This novel, which was my favorite in the series, introduced new elements to the story. This includes the nearby town of Hotshot, a small, in-bred community whose residents are all a little "different," which has a rather Lovecraftesque quality. And I loved the way Charlaine Harris blended facets of the rural South which I know and love, in a gently satirical way, into the story. In this passage, Bon Temps residents are searching for Jason:
The search party was the popular activity for the day in Bon Temps. Not only do people like to help in our small town -- but also rumors had inevitably begun circulating about the mysterious wild animal footprint ... most of the men had come armed -- well, actually, most of the men were always armed. Hunting is a way of life around here, the NRA provides most of the bumper stickers, and deer season is like a holy holiday.I loved this combination of humor, the supernatural, and the quirky, familiar rhythm of small-town Southern life.

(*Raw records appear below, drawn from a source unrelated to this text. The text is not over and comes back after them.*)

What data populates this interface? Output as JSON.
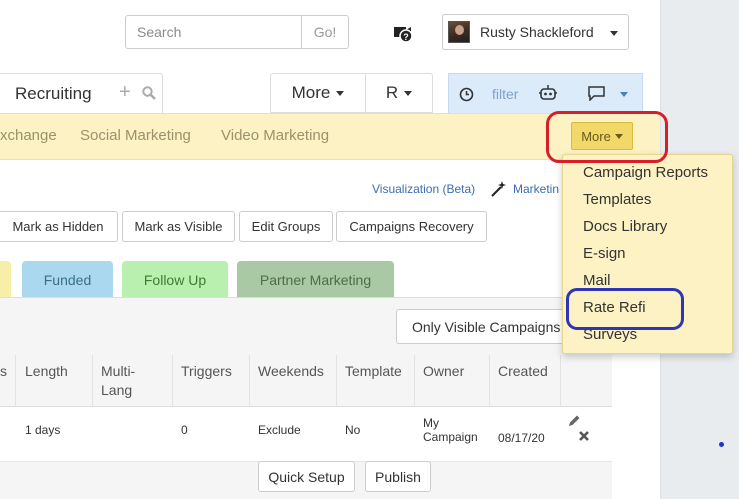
{
  "header": {
    "search_placeholder": "Search",
    "go_label": "Go!",
    "user_name": "Rusty Shackleford"
  },
  "tabs": {
    "active_label": "Recruiting",
    "more_label": "More",
    "r_label": "R",
    "filter_label": "filter"
  },
  "nav": {
    "items": [
      "xchange",
      "Social Marketing",
      "Video Marketing"
    ],
    "more_button_label": "More"
  },
  "more_dropdown": {
    "items": [
      "Campaign Reports",
      "Templates",
      "Docs Library",
      "E-sign",
      "Mail",
      "Rate Refi",
      "Surveys"
    ]
  },
  "links": {
    "visualization": "Visualization (Beta)",
    "marketing": "Marketin"
  },
  "actions": {
    "buttons": [
      "Mark as Hidden",
      "Mark as Visible",
      "Edit Groups",
      "Campaigns Recovery"
    ]
  },
  "pills": [
    {
      "label": "",
      "bg": "#f7efa8",
      "color": "#8a7f3a"
    },
    {
      "label": "Funded",
      "bg": "#a9d8ef",
      "color": "#3a6f8a"
    },
    {
      "label": "Follow Up",
      "bg": "#b9f0b0",
      "color": "#3f7a35"
    },
    {
      "label": "Partner Marketing",
      "bg": "#a9c9a4",
      "color": "#4f6b4a"
    }
  ],
  "table": {
    "only_visible_label": "Only Visible Campaigns",
    "columns": [
      "s",
      "Length",
      "Multi-Lang",
      "Triggers",
      "Weekends",
      "Template",
      "Owner",
      "Created"
    ],
    "row": {
      "length": "1 days",
      "triggers": "0",
      "weekends": "Exclude",
      "template": "No",
      "owner": "My Campaign",
      "created": "08/17/20"
    },
    "row_actions": [
      "Quick Setup",
      "Publish"
    ]
  },
  "colors": {
    "nav_bg": "#fcf2c4",
    "more_button_bg": "#f2d869",
    "red_highlight": "#d81e27",
    "blue_highlight": "#2e35b6",
    "filter_bg": "#dcebfa",
    "link_blue": "#3b6db1"
  }
}
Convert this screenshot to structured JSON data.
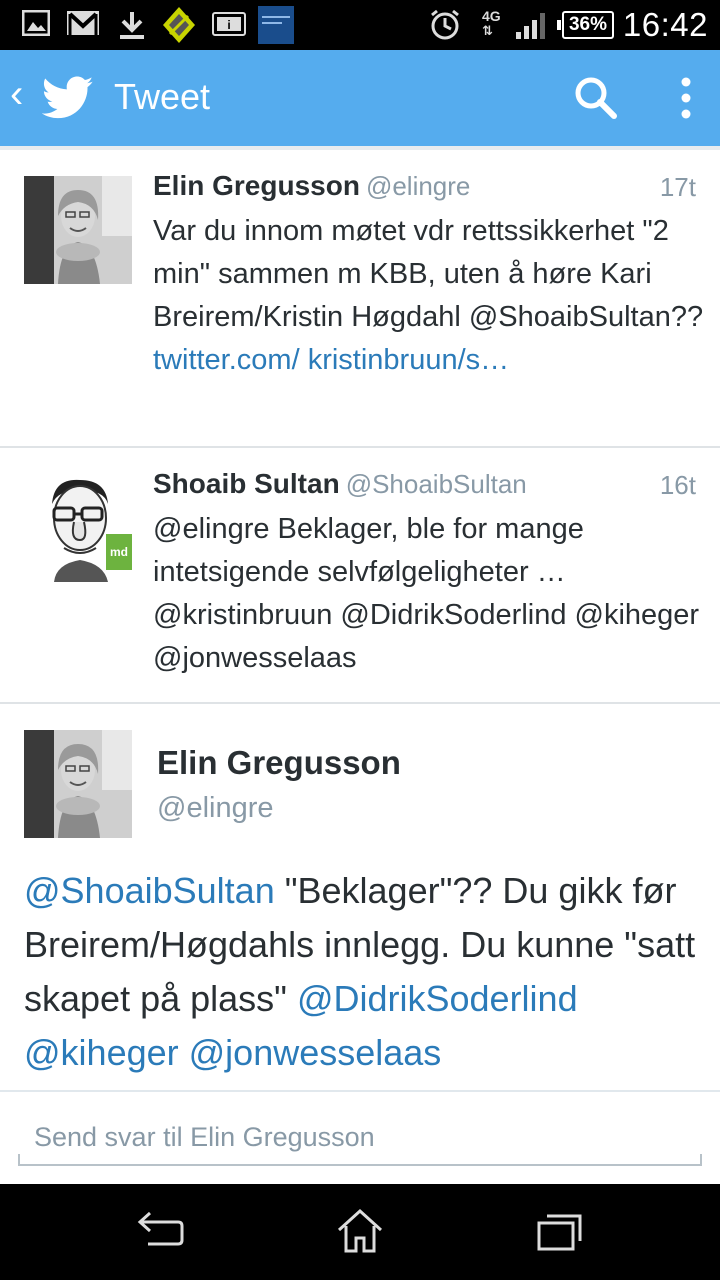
{
  "status_bar": {
    "time": "16:42",
    "battery": "36%",
    "network": "4G",
    "icons": [
      "image-icon",
      "gmail-icon",
      "download-icon",
      "game-icon",
      "info-icon",
      "xperia-lounge-icon",
      "alarm-icon",
      "signal-icon",
      "battery-icon"
    ]
  },
  "action_bar": {
    "title": "Tweet",
    "color": "#55acee"
  },
  "tweets": [
    {
      "name": "Elin Gregusson",
      "handle": "@elingre",
      "time": "17t",
      "text": "Var du innom møtet vdr rettssikkerhet \"2 min\" sammen m KBB, uten å høre Kari Breirem/Kristin Høgdahl @ShoaibSultan?? ",
      "link": "twitter.com/ kristinbruun/s…"
    },
    {
      "name": "Shoaib Sultan",
      "handle": "@ShoaibSultan",
      "time": "16t",
      "text": "@elingre Beklager, ble for mange intetsigende selvfølgeligheter … @kristinbruun @DidrikSoderlind @kiheger @jonwesselaas"
    }
  ],
  "detail": {
    "name": "Elin Gregusson",
    "handle": "@elingre",
    "mention_1": "@ShoaibSultan",
    "text_1": " \"Beklager\"?? Du gikk før Breirem/Høgdahls innlegg. Du kunne \"satt skapet på plass\" ",
    "mention_2": "@DidrikSoderlind",
    "mention_3": "@kiheger",
    "mention_4": "@jonwesselaas"
  },
  "reply": {
    "placeholder": "Send svar til Elin Gregusson"
  }
}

Dead as a Doornail by Charlaine Harris (Southern Vampire Mysteries, Book 5) A sniper is pursuing local shape shifters, and for reasons I'd prefer to let you discover for yourself, Sookie's brother Jason is likely to be a prime suspect. Still struggling with her unresolved romantic attachments to vampires Bill and Eric, Sookie is anxious to help solve this mystery before the next full moon, when shape shifters are likely to seek revenge.
She is also worried about her friend Tara, who is involved with a dangerous vampire. And to complicate matters further, she is drawn into a campaign for leader of a werewolf pack, a brutal contest that's likely to be decided by treachery and sheer ruthlessness.
Like all the other books in this series, this novel blends wildly imaginative elements with the details of quotidian life, making it easy to slip into this author's world. And like the rest of the series, it is both disturbing and laugh out loud funny, and it's definitely not for the squeamish.
|5- Cherished Favorite||4 - Keep in My Library||3 - Good Read||2 - Meh||1 - Definitely Not|